Malick takes the O’Briens through trials and tragedies but he uses them to explore forgiveness, reconciliation, and peace. He’s not afraid to ask tough questions or address things such as existence, spirituality, and the afterlife. But this gets at another thing that makes this film special. It can speak to different people in so many different ways. Whether it be the spiritual subtext or the strained family dynamic, Malick takes something that is obviously deeply personal and touches the audience in a wide variety of ways.

“The Tree of Life” is a technical masterpiece and it’s impossible to talk about this film without mentioning it. Emmanuel Lubezki’s gorgeous cinematography should garner instant Oscar consideration. In many ways ”The Tree of Life” is more lyrical than dramatic therefore many scenes find their strength in imagery and camera work other than any form of dialogue. Many of Lubezki’s gorgeous shots carry more dramatic and emotional weight than almost any acted sequence I’ve seen all year. Alexandre Desplat’s brilliant score hits at just the right times during the film, weaving itself between Malick’s signature scenes featuring nature’s ambiance.

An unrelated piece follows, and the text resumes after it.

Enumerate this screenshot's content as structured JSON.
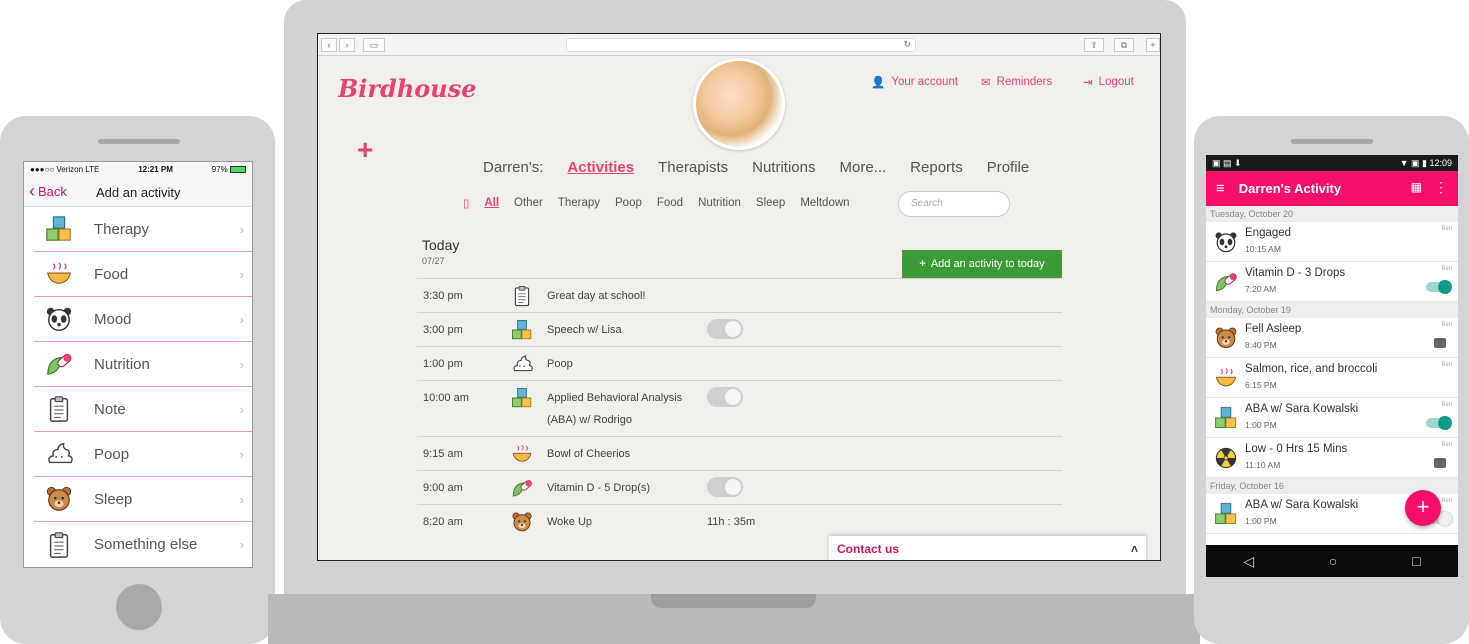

This is a unique film which calls for a unique approach by the actors. With the absence of a more precise narrative, the performances are structured around Malick’s vision. Pitt is fantastic in a conservative and more restrained performance. Chastain is graceful and has a subtle elegance. But it’s McCracken who steals the show with his authentic and measured performance. He sells every seen he’s in and Malick uses him perfectly.

“The Tree of Life” requires the audience to accept it for what it is. It’s bold and unwavering and while it could be misconstrued as a vanity project, it’s a film that’s clearly close to Malick’s heart. It most certainly isn’t for everyone, but I found myself immediately drawn in and unable to take my eyes off the visual splendor and mesmerizing meditation. It’s easy to be put off by things such as length and the lack of a focused story. But I implore audiences to judge “The Tree of Life” for what’s it’s meant to be. It touched me in many ways and it’s a film that with stick with me for a long time.